Everybody knows that maps need a scale, a north arrow, and a legend. It’s reasonable advice, but there’s more to good maps. Here are 11 things you can do to make yours even better.
1. A scale is obligatory. That bit of the old advice was good. It’s a good idea to show the scale in a couple of different ways — perhaps coordinates (which also serve to show the location) and a scale bar. Make sure you include metres or kilometres — so that non-Americans can understand your map. Including some cultural features (towns, buildings, and so on) helps people intuitively tune in to the scale.
2. A north arrow is also obligatory. But the north arrow is not a substitute for showing the regional location and context of your map. Remember that most people assume north is at the top, so if it isn’t, make sure you make this especially clear.
3. Try to avoid needing a legend. Beware of making your reader look at the legend in order to decode every single map feature. Use standard symbols and colours whenever you can, and label other things directly whenever possible. If colours are available, use them to connect related features to each other and to their annotations or labels. If you are presenting a map digitally, give people a way to query the map layers directly, such as with mouse-overs, without cluttering the map itself.
4. Annotate the highlights. The spatial context the map provides will help your reader understand the story in your text. The most salient points of the map are probably obvious to you (see how the azimuth of fracturing changes so abruptly!) — help your reader get excited about them too. But don’t go overboard: if everything is highlighted, nothing is highlighted.
5. Show the database. It’s almost always a good idea to show the data that the map was generated from — wells, seismic lines, outcrops, and so on. This tells the reader which parts of the map are constrained by data, and which are interpolated by algorithms or concepts. You can show this information on a different visual ‘plane’ by using a semi-transparent grey layer.
6. Name the projection. If your map is a projection (that is, flat), then you must give the type of projection and the coordinate system you are using. Any time you publish or share spatial data, you must give the datum, even for geographic coordinates like latitudes and longitudes. Your data are useless without this information (see Location, location, location).

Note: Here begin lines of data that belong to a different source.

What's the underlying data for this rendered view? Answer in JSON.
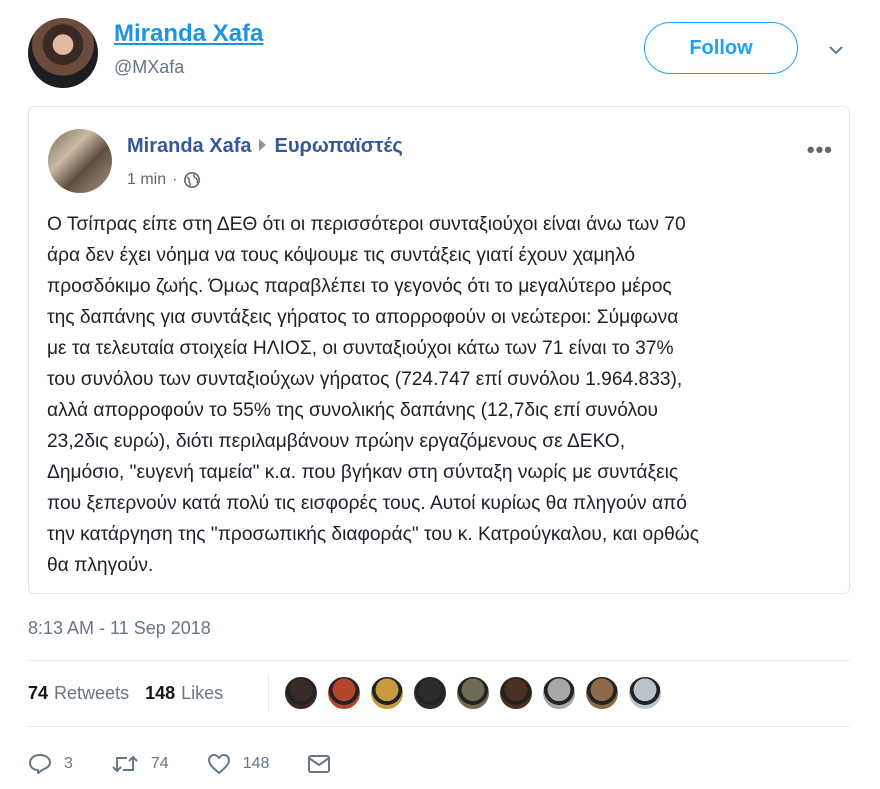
{
  "tweet": {
    "author_name": "Miranda Xafa",
    "author_handle": "@MXafa",
    "follow_label": "Follow",
    "timestamp": "8:13 AM - 11 Sep 2018"
  },
  "embedded_post": {
    "author": "Miranda Xafa",
    "group": "Ευρωπαϊστές",
    "time": "1 min",
    "more_label": "•••",
    "body": "Ο Τσίπρας είπε στη ΔΕΘ ότι οι περισσότεροι συνταξιούχοι είναι άνω των 70\nάρα δεν έχει νόημα να τους κόψουμε τις συντάξεις γιατί έχουν χαμηλό\nπροσδόκιμο ζωής. Όμως παραβλέπει το γεγονός ότι το μεγαλύτερο μέρος\nτης δαπάνης για συντάξεις γήρατος το απορροφούν οι νεώτεροι: Σύμφωνα\nμε τα τελευταία στοιχεία ΗΛΙΟΣ, οι συνταξιούχοι κάτω των 71 είναι το 37%\nτου συνόλου των συνταξιούχων γήρατος (724.747 επί συνόλου 1.964.833),\nαλλά απορροφούν το 55% της συνολικής δαπάνης (12,7δις επί συνόλου\n23,2δις ευρώ), διότι περιλαμβάνουν πρώην εργαζόμενους σε ΔΕΚΟ,\nΔημόσιο, \"ευγενή ταμεία\" κ.α. που βγήκαν στη σύνταξη νωρίς με συντάξεις\nπου ξεπερνούν κατά πολύ τις εισφορές τους. Αυτοί κυρίως θα πληγούν από\nτην κατάργηση της \"προσωπικής διαφοράς\" του κ. Κατρούγκαλου, και ορθώς\nθα πληγούν."
  },
  "stats": {
    "retweets_count": "74",
    "retweets_label": "Retweets",
    "likes_count": "148",
    "likes_label": "Likes"
  },
  "liker_avatar_colors": [
    "#3a2a26",
    "#b5452a",
    "#c79a3f",
    "#2b2b2b",
    "#6f6a55",
    "#4a3122",
    "#a7a7a7",
    "#8c6a4a",
    "#b8c4cc"
  ],
  "actions": {
    "reply_count": "3",
    "retweet_count": "74",
    "like_count": "148"
  },
  "colors": {
    "twitter_blue": "#1da1f2",
    "link_blue": "#1b95e0",
    "facebook_blue": "#365899",
    "muted": "#657786"
  }
}
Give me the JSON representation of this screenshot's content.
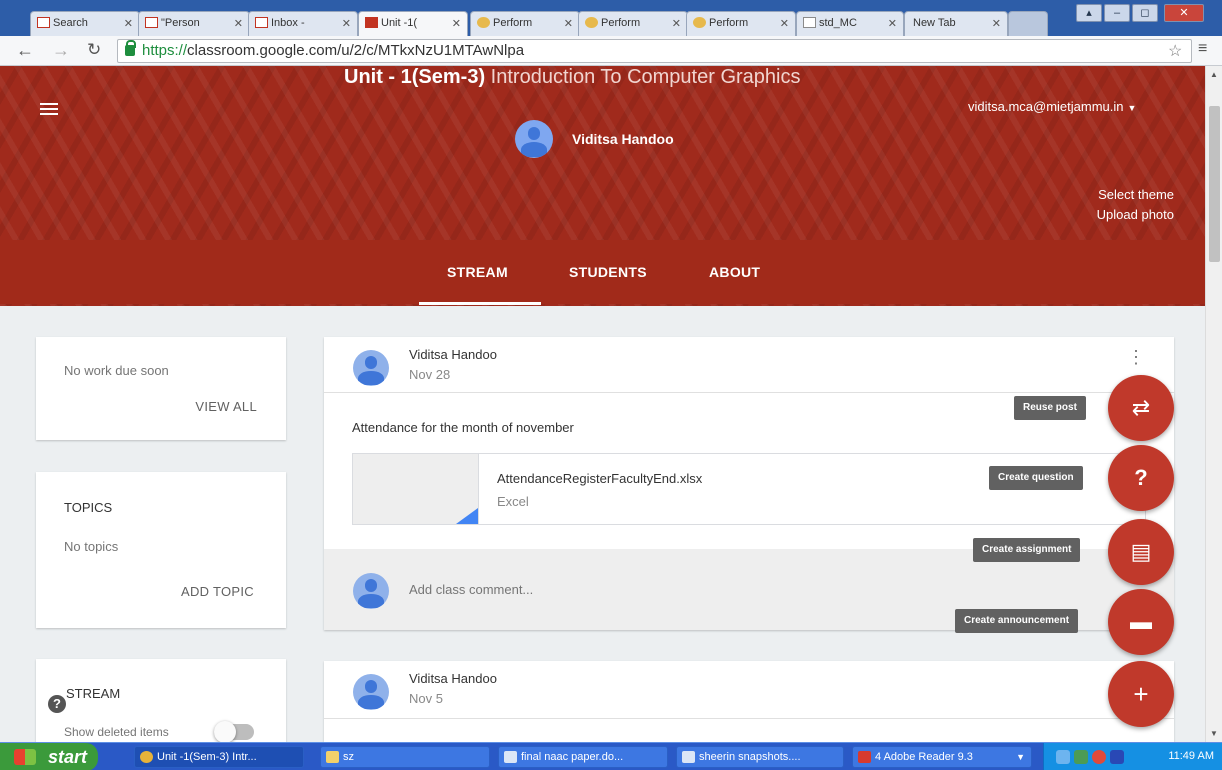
{
  "browser": {
    "tabs": [
      {
        "label": "Search",
        "icon": "gmail-icon"
      },
      {
        "label": "\"Person",
        "icon": "gmail-icon"
      },
      {
        "label": "Inbox -",
        "icon": "gmail-icon"
      },
      {
        "label": "Unit -1(",
        "icon": "classroom-icon",
        "active": true
      },
      {
        "label": "Perform",
        "icon": "page-icon"
      },
      {
        "label": "Perform",
        "icon": "page-icon"
      },
      {
        "label": "Perform",
        "icon": "page-icon"
      },
      {
        "label": "std_MC",
        "icon": "document-icon"
      },
      {
        "label": "New Tab",
        "icon": ""
      }
    ],
    "url_scheme": "https://",
    "url_rest": "classroom.google.com/u/2/c/MTkxNzU1MTAwNlpa"
  },
  "banner": {
    "class_title_bold": "Unit - 1(Sem-3)",
    "class_title_rest": " Introduction To Computer Graphics",
    "teacher": "Viditsa Handoo",
    "account": "viditsa.mca@mietjammu.in",
    "select_theme": "Select theme",
    "upload_photo": "Upload photo",
    "color": "#a12a1a"
  },
  "nav_tabs": [
    {
      "label": "STREAM",
      "selected": true
    },
    {
      "label": "STUDENTS"
    },
    {
      "label": "ABOUT"
    }
  ],
  "sidebar": {
    "upcoming_text": "No work due soon",
    "view_all": "VIEW ALL",
    "topics_heading": "TOPICS",
    "no_topics": "No topics",
    "add_topic": "ADD TOPIC",
    "stream_heading": "STREAM",
    "show_deleted": "Show deleted items",
    "show_deleted_on": false
  },
  "posts": [
    {
      "author": "Viditsa Handoo",
      "date": "Nov 28",
      "text": "Attendance for the month of november",
      "attachment": {
        "name": "AttendanceRegisterFacultyEnd.xlsx",
        "type": "Excel"
      },
      "comment_placeholder": "Add class comment..."
    },
    {
      "author": "Viditsa Handoo",
      "date": "Nov 5"
    }
  ],
  "fab_actions": [
    {
      "label": "Reuse post",
      "icon": "reuse-icon"
    },
    {
      "label": "Create question",
      "icon": "question-icon"
    },
    {
      "label": "Create assignment",
      "icon": "assignment-icon"
    },
    {
      "label": "Create announcement",
      "icon": "announcement-icon"
    }
  ],
  "fab_color": "#c0392b",
  "taskbar": {
    "start": "start",
    "items": [
      {
        "label": "Unit -1(Sem-3) Intr...",
        "icon": "chrome-icon"
      },
      {
        "label": "sz",
        "icon": "folder-icon"
      },
      {
        "label": "final naac paper.do...",
        "icon": "word-icon"
      },
      {
        "label": "sheerin snapshots....",
        "icon": "word-icon"
      },
      {
        "label": "4 Adobe Reader 9.3",
        "icon": "adobe-icon"
      }
    ],
    "clock": "11:49 AM"
  }
}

7. Learn more about colour. The biggest trap people fall into is using an overly colourful palette for their data, such as the classic rainbow colour scale. Such scales make the map hard to interpret, are hard for colour blind people to use, and leave very few colours for symbols and other annotation. There are plenty of better alternatives — read up on advice about colour, for example on the Rob Simmon’s Elegant Figures blog (ageo.co/18hYVY2) or Matteo Nicolli’s My Carta blog (mycarta.wordpress.com).
8. Present live data. Dropping screenshots into PowerPoint misses the point of working on computers. If the situation allows, you’ll make a better impression by showing your work live, so that it can be used as the powerful, flexible evidence it is. Your audience can ask questions, you can change scales any time, and you can interrogate your data live. (If the thought of this terrifies you, perhaps your story isn’t quite as convincing as you think?)
9. Appreciate good maps. Next time you’re reading a book or journal, notice which maps you find especially attractive or useful. Conversely, find your least favourite map, and list the things you don’t like about it.
10. Remember your reader. The point of your map is to inform, and to support your conclusions. Ask yourself — or better yet, ask other people — what they need to know from your map. Don’t clutter it with unnecessary details, and make certain the key data are clear and accurate. If the same map must serve two points, consider making the map twice, with different emphasis.
11. Be a good steward of your data. If your organization has a process for archiving map data, find out about it and use it. If they don’t, be consistent and rigorous, and encourage your colleagues to do the same. Shapefiles are the closest thing we have to a standard map format. When you publish, consider sharing your map data with others by attaching an open license and putting your files somewhere others can reach them — help make subsurface geoscience research more reproducible.
These tips are necessary but insufficient for producing great maps. Don’t forget you also need reliable data, sound geological modelling, and a clear idea of the evidence you wish to present. Those are the hard parts!